Tags

, , , , ,

As I’ve discussed before, in both Communications and Marketing the basis for the relationship you are trying to develop between your client or product/service and its target audience is trust.  The most successful brands, products, companies and services are trusted by the people who, buy, use, consume them.  This credibility was built over time, with companies acting in the best interests of its customers.

Sometimes, there is a perceived conflict between doing what’s right for “the business” and doing what’s right for the consumer/customer.

The challenge results from the people in a position to determine what is right for the customer being generally biased in favour of their product or brand.  They also have corporate goals and agendas that take preeminence, like making money; pleasing shareholders; following a personal career path, they can’t necessarily empathize with their consumer.  They are often distanced from their end users.  Sometimes, they forget to even consider their user franchise when making decisions.

The Susan Komen funding cut to Planned Parenthood is, unfortunately, is the best recent example of not having adequate knowledge of your user franchise, or, in this case, of making decisions without acknowledging that they are a critical part of the equation.

There should be no conflict!

I am here to clearly state rule number 1 is:  What is good for the customer is good for the product/brand.  Because if you don’t do what’s right for the customer (remember it’s their product too – that’s what Brand loyalty is) it will certainly come back and bite you in the fleshy part of your hindquarters.

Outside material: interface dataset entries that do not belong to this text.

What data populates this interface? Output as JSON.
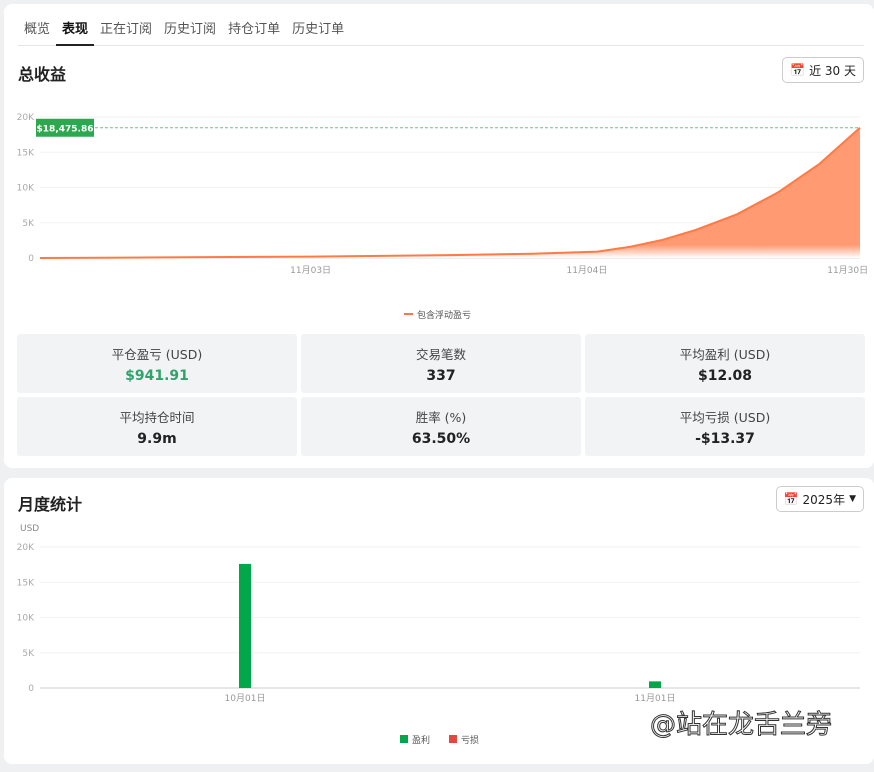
{
  "tabs": [
    "概览",
    "表现",
    "正在订阅",
    "历史订阅",
    "持仓订单",
    "历史订单"
  ],
  "active_tab": 1,
  "total": {
    "title": "总收益",
    "range_button": "近 30 天",
    "current_value_label": "$18,475.86"
  },
  "stats": [
    {
      "label": "平仓盈亏 (USD)",
      "value": "$941.91",
      "positive": true
    },
    {
      "label": "交易笔数",
      "value": "337"
    },
    {
      "label": "平均盈利 (USD)",
      "value": "$12.08"
    },
    {
      "label": "平均持仓时间",
      "value": "9.9m"
    },
    {
      "label": "胜率 (%)",
      "value": "63.50%"
    },
    {
      "label": "平均亏损 (USD)",
      "value": "-$13.37"
    }
  ],
  "monthly": {
    "title": "月度统计",
    "year_button": "2025年"
  },
  "colors": {
    "area": "#ff9a72",
    "line": "#ff7a45",
    "profit": "#00a84a",
    "loss": "#e8453c",
    "badge": "#2ea84f"
  },
  "watermark": "@站在龙舌兰旁",
  "chart_data": [
    {
      "type": "area",
      "title": "总收益",
      "ylim": [
        0,
        20000
      ],
      "yticks": [
        "0",
        "5K",
        "10K",
        "15K",
        "20K"
      ],
      "xticks": [
        {
          "label": "11月03日",
          "pos": 0.33
        },
        {
          "label": "11月04日",
          "pos": 0.667
        },
        {
          "label": "11月30日",
          "pos": 0.985
        }
      ],
      "legend": [
        "包含浮动盈亏"
      ],
      "points": [
        [
          0,
          0
        ],
        [
          0.15,
          80
        ],
        [
          0.33,
          200
        ],
        [
          0.5,
          400
        ],
        [
          0.6,
          600
        ],
        [
          0.68,
          900
        ],
        [
          0.72,
          1600
        ],
        [
          0.76,
          2600
        ],
        [
          0.8,
          4000
        ],
        [
          0.85,
          6200
        ],
        [
          0.9,
          9300
        ],
        [
          0.95,
          13300
        ],
        [
          1,
          18475.86
        ]
      ]
    },
    {
      "type": "bar",
      "title": "月度统计",
      "ylabel": "USD",
      "ylim": [
        0,
        20000
      ],
      "yticks": [
        "0",
        "5K",
        "10K",
        "15K",
        "20K"
      ],
      "categories": [
        "10月01日",
        "11月01日"
      ],
      "series": [
        {
          "name": "盈利",
          "values": [
            17600,
            941.91
          ]
        },
        {
          "name": "亏损",
          "values": [
            0,
            0
          ]
        }
      ]
    }
  ]
}
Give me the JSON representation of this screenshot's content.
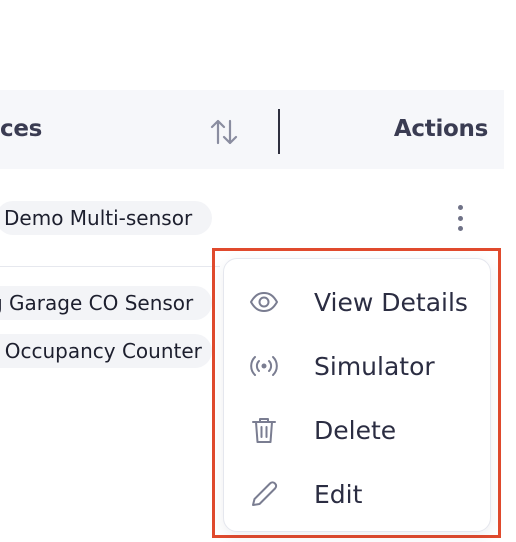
{
  "table": {
    "column_title": "ces",
    "actions_title": "Actions",
    "rows": [
      {
        "device": "Demo Multi-sensor"
      },
      {
        "device": "g Garage CO Sensor"
      },
      {
        "device": ". Occupancy Counter"
      }
    ]
  },
  "icons": {
    "sort": "sort-arrows-icon",
    "more": "kebab-more-icon",
    "view": "eye-icon",
    "simulator": "broadcast-icon",
    "delete": "trash-icon",
    "edit": "pencil-icon"
  },
  "menu": {
    "items": [
      {
        "label": "View Details"
      },
      {
        "label": "Simulator"
      },
      {
        "label": "Delete"
      },
      {
        "label": "Edit"
      }
    ]
  },
  "colors": {
    "highlight": "#e04a2d",
    "icon_gray": "#7a7d91",
    "header_bg": "#f6f7fa"
  }
}
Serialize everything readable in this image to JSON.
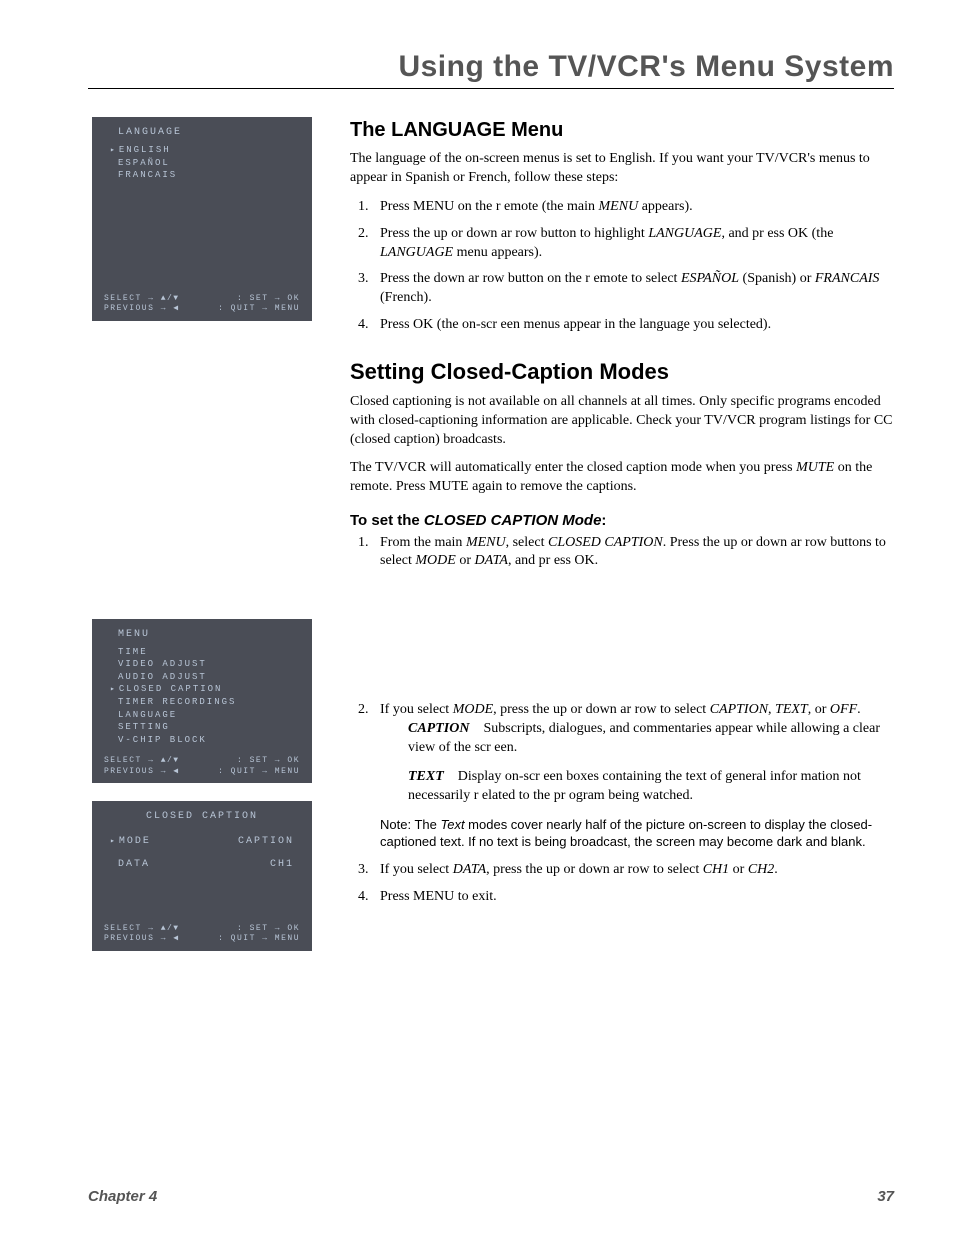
{
  "header": {
    "title": "Using the TV/VCR's Menu System"
  },
  "sidebar": {
    "osd1": {
      "title": "LANGUAGE",
      "items": [
        "ENGLISH",
        "ESPAÑOL",
        "FRANCAIS"
      ],
      "selected": 0,
      "foot_l1_left": "SELECT   → ▲/▼",
      "foot_l1_right": ": SET  → OK",
      "foot_l2_left": "PREVIOUS → ◀",
      "foot_l2_right": ": QUIT → MENU"
    },
    "osd2": {
      "title": "MENU",
      "items": [
        "TIME",
        "VIDEO ADJUST",
        "AUDIO ADJUST",
        "CLOSED CAPTION",
        "TIMER RECORDINGS",
        "LANGUAGE",
        "SETTING",
        "V-CHIP BLOCK"
      ],
      "selected": 3,
      "foot_l1_left": "SELECT   → ▲/▼",
      "foot_l1_right": ": SET  → OK",
      "foot_l2_left": "PREVIOUS → ◀",
      "foot_l2_right": ": QUIT → MENU"
    },
    "osd3": {
      "title": "CLOSED CAPTION",
      "rows": [
        {
          "k": "MODE",
          "v": "CAPTION",
          "sel": true
        },
        {
          "k": "DATA",
          "v": "CH1",
          "sel": false
        }
      ],
      "foot_l1_left": "SELECT   → ▲/▼",
      "foot_l1_right": ": SET  → OK",
      "foot_l2_left": "PREVIOUS → ◀",
      "foot_l2_right": ": QUIT → MENU"
    }
  },
  "main": {
    "s1_title": "The LANGUAGE Menu",
    "s1_p1": "The language of the on-screen menus is set to English. If you want your TV/VCR's menus to appear in Spanish or French, follow these steps:",
    "s1_li1_a": "Press MENU on the r emote (the main ",
    "s1_li1_b": "MENU",
    "s1_li1_c": " appears).",
    "s1_li2_a": "Press the up or down ar row button to highlight ",
    "s1_li2_b": "LANGUAGE",
    "s1_li2_c": ", and pr ess OK (the ",
    "s1_li2_d": "LANGUAGE",
    "s1_li2_e": " menu appears).",
    "s1_li3_a": "Press the down ar row button on the r emote to select ",
    "s1_li3_b": "ESPAÑOL",
    "s1_li3_c": " (Spanish) or ",
    "s1_li3_d": "FRANCAIS",
    "s1_li3_e": " (French).",
    "s1_li4": "Press OK (the on-scr een menus appear in the language you selected).",
    "s2_title": "Setting Closed-Caption Modes",
    "s2_p1": "Closed captioning is not available on all channels at all times. Only specific programs encoded with closed-captioning information are applicable. Check your TV/VCR program listings for CC (closed caption) broadcasts.",
    "s2_p2_a": "The TV/VCR will automatically enter the closed caption mode when you press ",
    "s2_p2_b": "MUTE",
    "s2_p2_c": " on the remote. Press MUTE again to remove the captions.",
    "s3_title_a": "To set the ",
    "s3_title_b": "CLOSED CAPTION Mode",
    "s3_title_c": ":",
    "s3_li1_a": "From the main ",
    "s3_li1_b": "MENU",
    "s3_li1_c": ", select ",
    "s3_li1_d": "CLOSED CAPTION",
    "s3_li1_e": ". Press the up or down ar row buttons to select ",
    "s3_li1_f": "MODE",
    "s3_li1_g": " or ",
    "s3_li1_h": "DATA",
    "s3_li1_i": ", and pr ess OK.",
    "s3_li2_a": "If you select ",
    "s3_li2_b": "MODE",
    "s3_li2_c": ", press the up or down ar row to select ",
    "s3_li2_d": "CAPTION",
    "s3_li2_e": ", ",
    "s3_li2_f": "TEXT",
    "s3_li2_g": ", or ",
    "s3_li2_h": "OFF",
    "s3_li2_i": ".",
    "def1_term": "CAPTION",
    "def1_text": "Subscripts, dialogues, and commentaries appear while allowing a clear view of the scr een.",
    "def2_term": "TEXT",
    "def2_text": "Display on-scr een boxes containing the text of general infor mation not necessarily r elated to the pr ogram being watched.",
    "note_a": "Note: The ",
    "note_b": "Text",
    "note_c": " modes cover nearly half of the picture on-screen to display the closed-captioned text. If no text is being broadcast, the screen may become dark and blank.",
    "s3_li3_a": "If you select ",
    "s3_li3_b": "DATA",
    "s3_li3_c": ", press the up or down ar row to select ",
    "s3_li3_d": "CH1",
    "s3_li3_e": " or ",
    "s3_li3_f": "CH2",
    "s3_li3_g": ".",
    "s3_li4": "Press MENU to exit."
  },
  "footer": {
    "chapter": "Chapter 4",
    "page": "37"
  }
}
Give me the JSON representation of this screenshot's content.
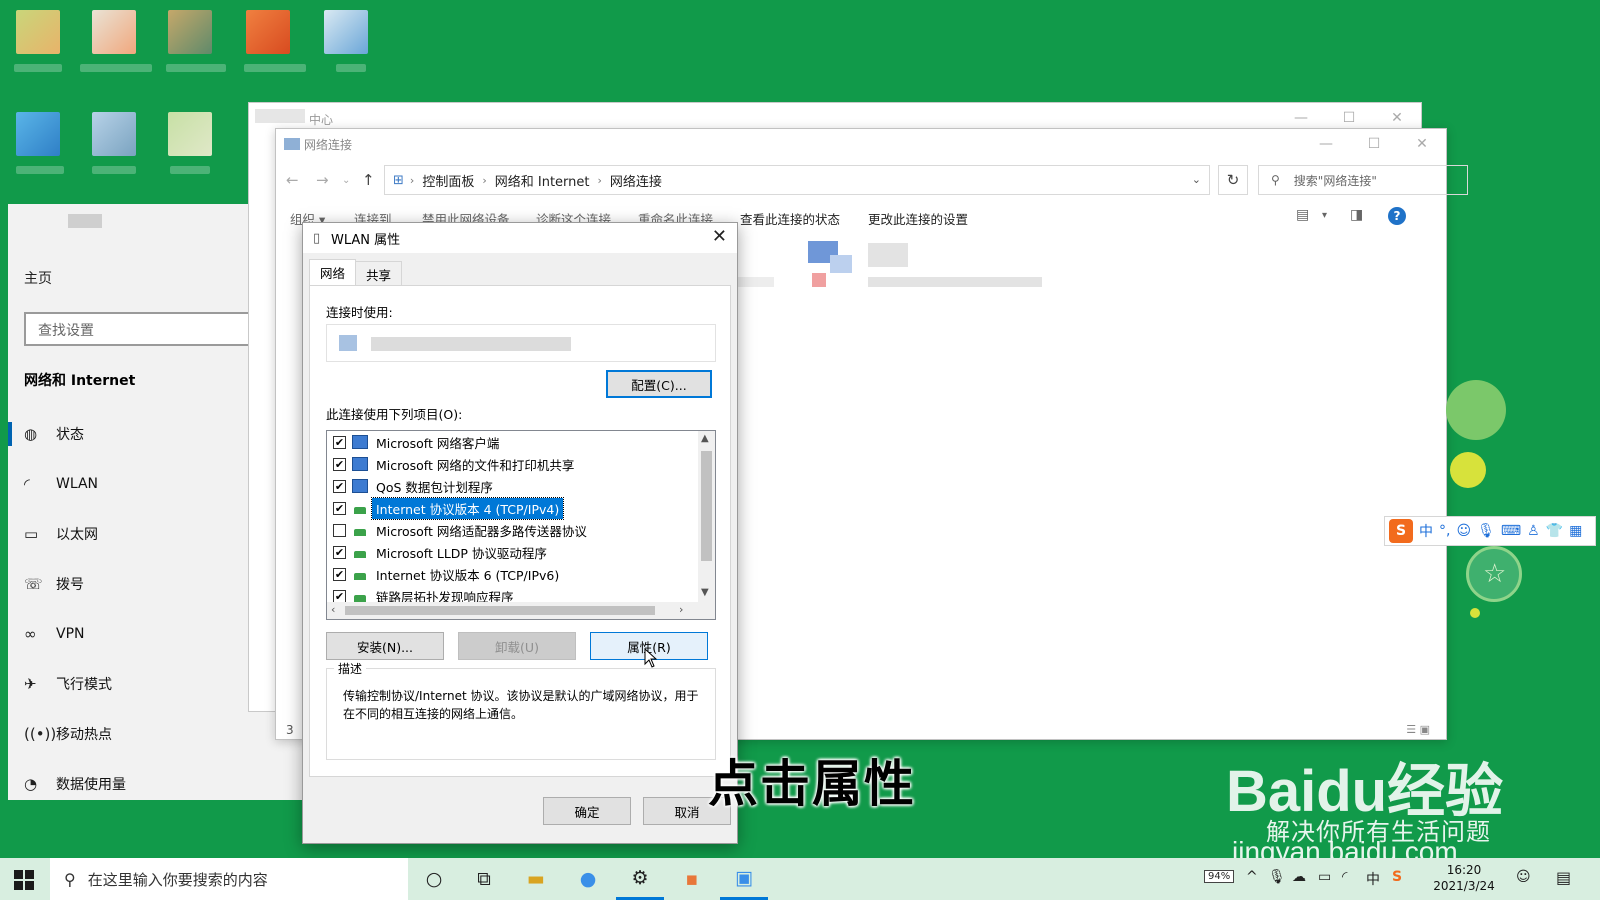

The fundamental truth is, that without someone to use or buy the brand, you haven’t got a chance in “h” “e” double-two-sticks of succeeding.

The ability to understand and represent the end user, as a marketer and/or communicator, is a key and intrinsic part of our job.

It is really disturbing to see other examples of unscrupulous manipulation and even exploitation by companies and organizations.

In this case, the example is the fashion industry.  Mia Freeman & Vanessa Raphaley point out  how magazines are deceiving us and adding fuel to the already problematic female body-consciousness by “stretching” the models in ads so that they appear taller and slimmer.  Taller and slimmer than they already are, that is — way taller and slimmer than the average woman.

So why is this happening?  Who approved the layout and said, “That looks fabulous.  It really shows the clothes off to great advantage.”   What about the ultimate wearer?  So what if not one person who tries them on will ever look like that?  So what if we are not being truthful in representing our product?

I read that Sara Ziff has started an organization for model’s rights.  I believe it is a fabulous initiative.  I think it will help, but not cure some the of the inappropriate behaviour and malfeasance that goes on in fashion.

Because as long as a real person, even if she is just 15 years old and is 5 inches taller than the average female (which probably makes her 10 inches taller than I am, vertically challenged as I am) has worn an outfit, I believe there is a chance I can get it in a size to fit me.  As soon as I begin to think that not even a real person can wear those clothes, then that’s the time I stop looking at them and buy something else.

Because we all have a responsibility to do what’s right.  Products are created to meet needs. Communicators and marketers have the job of matching up the product, and it’s features and benefits, with the target consumers who have these particular needs.  To find the tools that best reach the potential user to educate and inform them about this fabulous product they need.

I’m advocating that we be scrupulous.

If the product doesn’t meet a particular need, for heaven’s sake, let’s not say it does.  Let’s be truthful.  We can show things off to their advantage without misrepresenting them.  There is nothing wrong with presenting a problem in the best possible light.  That’s what some of us get paid the big bucks for.

But there is a line.  And we need to respect it.  It is our responsibility.

Let’s have the confidence to do what’s right.

Because doing what is right is good for business.

Advertisements